Conclusion

Benign schwannoma located at the level of the lower limbs is rare and pose a real problem of diagnosis. Histology as well as imaging is tools that allow the diagnosis of this entity and the surgical exeresis remains the best treatment. It should always be evoked in case of a young patient who has a painful nodule or subcutaneous mass.

Acknowledgements

None.

Conflict of interest

Authors declare that there is no conflict on interest.

References

  1. Chahbouni M, Eloukili, Berrady MA, et al. Benign schwannoma of the sciatic nerve, about 2 cases. Pan Afr Med J. 2014;18:252.
  2. Dubuisson A, Fissette J, Vivario M, et al. Benign tumor of the sciatic nerve: case report and review of the literature. Acta Neurol Belg. 1991;91(1):5‒
  3. Whitaker WG, Droulias C. Benign encapsulated neurilemoma: a report of 76 cases. Am Surg. 1976;42(9):675‒67
  4. Thomas JE, Piepgras DG, Scheithauer B, et al. Neurogenic tumors of the sciatic nerve. A clinicopathologic study of 35 cases. Mayo Clin Proc. 1983;58(10):640‒
  5. Kralick F, Koenigsberg R. Sciatica in a patient with unusual peripheral nerve sheath tumors. Surg Neurol. 2006;66(6):634‒
  6. Kelso TB, Ferrari CJ, Frassica FJ. Sciatica caused by a neurilemoma of the intrapelvic portion of the sciatic nerve. A case report. J Bone Joint Surg Am. 1993;75(4):603‒
  7. Cerofolini E, Landi A, DeSantis G, et al. MR of benign peripheral nerve sheath tumors. J Comput Assist Tomogr. 1991;15(4):593‒
  8. Alnot JY, Bosquet L, Cheveigné C, et al. Tumeur primitive’s des nerfs périphé Paris, France: Encycl-méd-chir; 1989.
  9. Enzinger FM, Weiss SW. Soft tissue tumors. 2nd USA: Saint-Louis Mosby; 1988.
  10. Spiegl PV, Cullivan WT, Reiman HM, et al. Neurilemoma of the lower extremity. Foot Ankle. 1986;6(4):194‒
  11. White NB. Neurilemomas of the extremities. J Bone Joint Surg Am. 1967;49(8):1605‒
  12. Smith W, Amis JA. Neurilemoma of the tibial nerve. A case report. J Bone Joint Surg Am. 1992;74(3):443‒44
  13. Wolock BS, Baugher WH, McCarthy EJ. Neurilemoma of the sciatic nerve mimicking tarsal tunnel syndrome. Report of a case. J Bone Joint Surg Am. 1989;71(6):932‒93
Creative Commons Attribution License
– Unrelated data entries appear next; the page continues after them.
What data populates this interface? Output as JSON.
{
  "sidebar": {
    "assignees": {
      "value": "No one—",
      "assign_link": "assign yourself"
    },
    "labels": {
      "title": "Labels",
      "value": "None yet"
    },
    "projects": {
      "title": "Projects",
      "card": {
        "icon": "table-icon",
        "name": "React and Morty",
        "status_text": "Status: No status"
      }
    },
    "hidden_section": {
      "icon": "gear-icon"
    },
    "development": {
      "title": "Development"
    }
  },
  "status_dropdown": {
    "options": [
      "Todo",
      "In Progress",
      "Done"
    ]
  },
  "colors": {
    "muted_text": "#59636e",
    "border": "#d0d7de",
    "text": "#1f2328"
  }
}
©2019 Laamari, et al . This is an open access article distributed under the terms of the Creative Commons Attribution License , which permits unrestricted use, distribution, and build upon your work non-commercially.